Updated from 8:54 a.m. EDT
lost a huge chunk of market value Tuesday after a catheter it sells as a treatment for blood clots in coronary arteries failed to show clinical superiority in heart attack patients.
Shares were recently down $11.76, or 38%, to $19. The company lowered its 2005 earnings and revenue guidance and saw its shares lowered to neutral from buy at First Albany after the results were publicized.
Possis was conducting a post-marketing study on its AngioJet XMI catheter, which has already been cleared by the FDA for treating blood clots in coronary arteries and leg veins. In the heart study, Possis measured the device's effectiveness by looking at the amount of traumatized heart tissue, which is known as "infarct," one month after a heart attack.
Among patients studied, 197 who got the AngioJet had a mean final infarct size of 12.5%, while 205 patients in the control arm had a mean final infarct size of 9.8%. Secondary endpoints like improved blood flow and avoidance of procedural complications saw no statistically significant difference.
"While the study showed that the AngioJet was safe to use in heart attack patients and effectively removes angiographically visible thrombus, the AiMI study, based on a nuclear endpoint, did not provide a basis for concluding that the AngioJet device should be routinely used for all heart attack patients to reduce final infarct size," the company said in a release.

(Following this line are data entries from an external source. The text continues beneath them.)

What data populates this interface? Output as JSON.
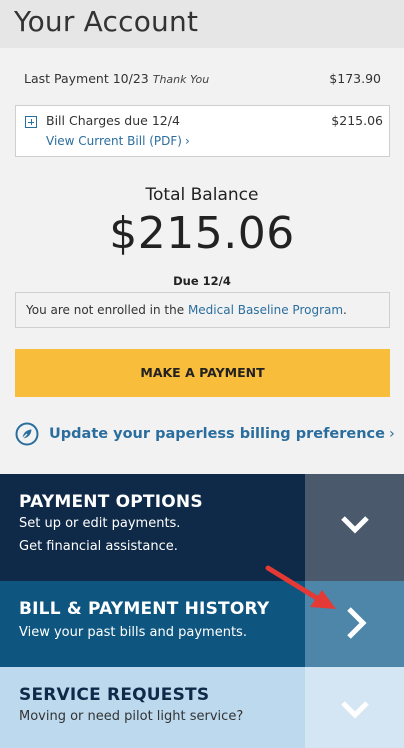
{
  "header": {
    "title": "Your Account"
  },
  "account": {
    "last_payment_label": "Last Payment 10/23",
    "last_payment_note": "Thank You",
    "last_payment_amount": "$173.90",
    "bill_charges_label": "Bill Charges due 12/4",
    "bill_charges_amount": "$215.06",
    "view_bill_link": "View Current Bill (PDF)",
    "total_balance_label": "Total Balance",
    "total_balance_amount": "$215.06",
    "due_label": "Due 12/4",
    "notice_prefix": "You are not enrolled in the ",
    "notice_link": "Medical Baseline Program",
    "notice_suffix": ".",
    "make_payment_label": "MAKE A PAYMENT",
    "paperless_link": "Update your paperless billing preference"
  },
  "sections": [
    {
      "title": "PAYMENT OPTIONS",
      "lines": [
        "Set up or edit payments.",
        "Get financial assistance."
      ],
      "chevron": "chevron-down-icon"
    },
    {
      "title": "BILL & PAYMENT HISTORY",
      "lines": [
        "View your past bills and payments."
      ],
      "chevron": "chevron-right-icon"
    },
    {
      "title": "SERVICE REQUESTS",
      "lines": [
        "Moving or need pilot light service?"
      ],
      "chevron": "chevron-down-icon"
    }
  ],
  "glyphs": {
    "chevron_small": "›"
  },
  "colors": {
    "accent_yellow": "#f8bd3a",
    "link_blue": "#2b6e9e",
    "navy": "#0e2a48",
    "mid_blue": "#0e5680",
    "light_blue": "#bcd9ee",
    "annotation_red": "#e53935"
  }
}
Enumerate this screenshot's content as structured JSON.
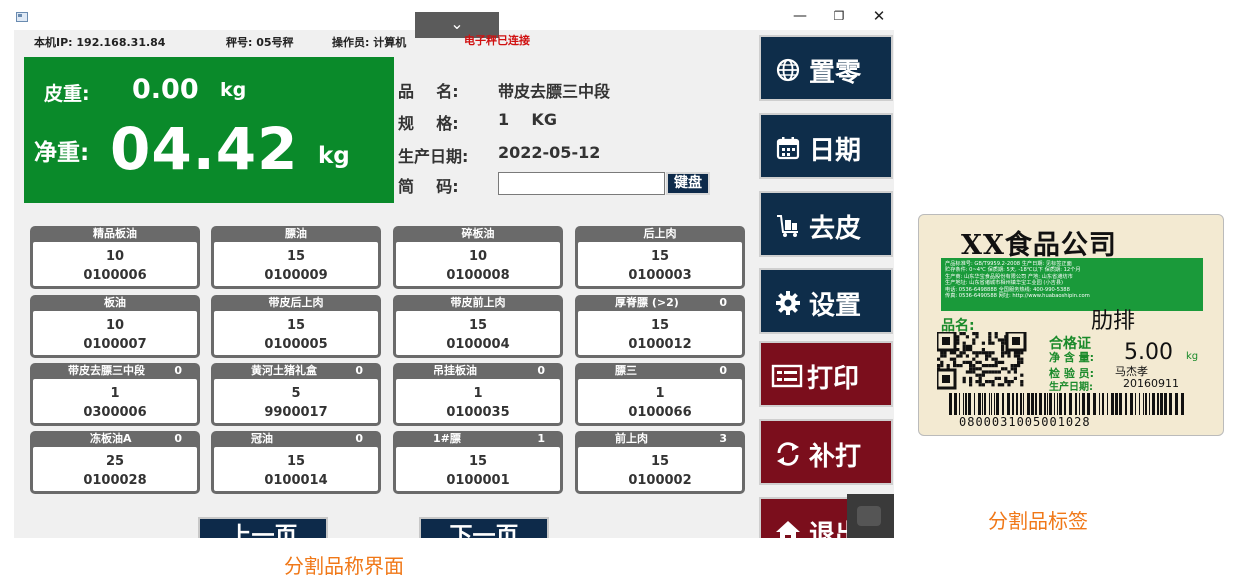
{
  "window": {
    "dropdown_glyph": "⌄",
    "min_glyph": "—",
    "max_glyph": "❐",
    "close_glyph": "✕"
  },
  "infobar": {
    "ip": "本机IP: 192.168.31.84",
    "scale": "秤号: 05号秤",
    "operator": "操作员: 计算机",
    "status": "电子秤已连接"
  },
  "weight": {
    "tare_label": "皮重:",
    "tare_value": "0.00",
    "tare_unit": "kg",
    "net_label": "净重:",
    "net_value": "04.42",
    "net_unit": "kg"
  },
  "product": {
    "name_key": "品    名:",
    "name_value": "带皮去膘三中段",
    "spec_key": "规    格:",
    "spec_value": "1    KG",
    "date_key": "生产日期:",
    "date_value": "2022-05-12",
    "code_key": "简    码:",
    "code_value": "",
    "keyboard_label": "键盘"
  },
  "grid": [
    {
      "name": "精品板油",
      "count": "",
      "qty": "10",
      "code": "0100006"
    },
    {
      "name": "膘油",
      "count": "",
      "qty": "15",
      "code": "0100009"
    },
    {
      "name": "碎板油",
      "count": "",
      "qty": "10",
      "code": "0100008"
    },
    {
      "name": "后上肉",
      "count": "",
      "qty": "15",
      "code": "0100003"
    },
    {
      "name": "板油",
      "count": "",
      "qty": "10",
      "code": "0100007"
    },
    {
      "name": "带皮后上肉",
      "count": "",
      "qty": "15",
      "code": "0100005"
    },
    {
      "name": "带皮前上肉",
      "count": "",
      "qty": "15",
      "code": "0100004"
    },
    {
      "name": "厚脊膘 (>2)",
      "count": "0",
      "qty": "15",
      "code": "0100012"
    },
    {
      "name": "带皮去膘三中段",
      "count": "0",
      "qty": "1",
      "code": "0300006"
    },
    {
      "name": "黄河土猪礼盒",
      "count": "0",
      "qty": "5",
      "code": "9900017"
    },
    {
      "name": "吊挂板油",
      "count": "0",
      "qty": "1",
      "code": "0100035"
    },
    {
      "name": "膘三",
      "count": "0",
      "qty": "1",
      "code": "0100066"
    },
    {
      "name": "冻板油A",
      "count": "0",
      "qty": "25",
      "code": "0100028"
    },
    {
      "name": "冠油",
      "count": "0",
      "qty": "15",
      "code": "0100014"
    },
    {
      "name": "1#膘",
      "count": "1",
      "qty": "15",
      "code": "0100001"
    },
    {
      "name": "前上肉",
      "count": "3",
      "qty": "15",
      "code": "0100002"
    }
  ],
  "paging": {
    "prev": "上一页",
    "next": "下一页"
  },
  "actions": {
    "zero": "置零",
    "date": "日期",
    "tare": "去皮",
    "settings": "设置",
    "print": "打印",
    "reprint": "补打",
    "exit": "退出"
  },
  "captions": {
    "ui": "分割品称界面",
    "label": "分割品标签"
  },
  "label": {
    "company": "XX食品公司",
    "green_lines": [
      "产品标准号: GB/T9959.2-2008      生产日期: 见标签正面",
      "贮存条件: 0~4℃ 保质期: 5天, -18℃以下 保质期: 12个月",
      "生产商: 山东华宝食品股份有限公司   产地: 山东省潍坊市",
      "生产地址: 山东省诸城市相州镇华宝工业园 (小吉县)",
      "电话: 0536-6498888   全国服务热线: 400-990-5388",
      "传真: 0536-6490588   网址: http://www.huabaoshipin.com"
    ],
    "name_key": "品名:",
    "name_value": "肋排",
    "cert": "合格证",
    "weight_key": "净 含 量:",
    "weight_value": "5.00",
    "weight_unit": "kg",
    "inspector_key": "检 验 员:",
    "inspector_value": "马杰孝",
    "proddate_key": "生产日期:",
    "proddate_value": "20160911",
    "barcode_number": "0800031005001028"
  },
  "colors": {
    "weight_panel": "#0a8a2a",
    "navy_button": "#0e2d4a",
    "maroon_button": "#7b0e1c",
    "status_text": "#d01010",
    "caption": "#f07818"
  }
}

As a result of the failure, the company dropped its guidance for the year that began Aug. 1 to earnings of 70 cents to 82 cents a share on revenue of $85 million to $90 million, down from its old estimate of earnings of 83 cents to 96 cents a share on revenue of $92 million to $98 million.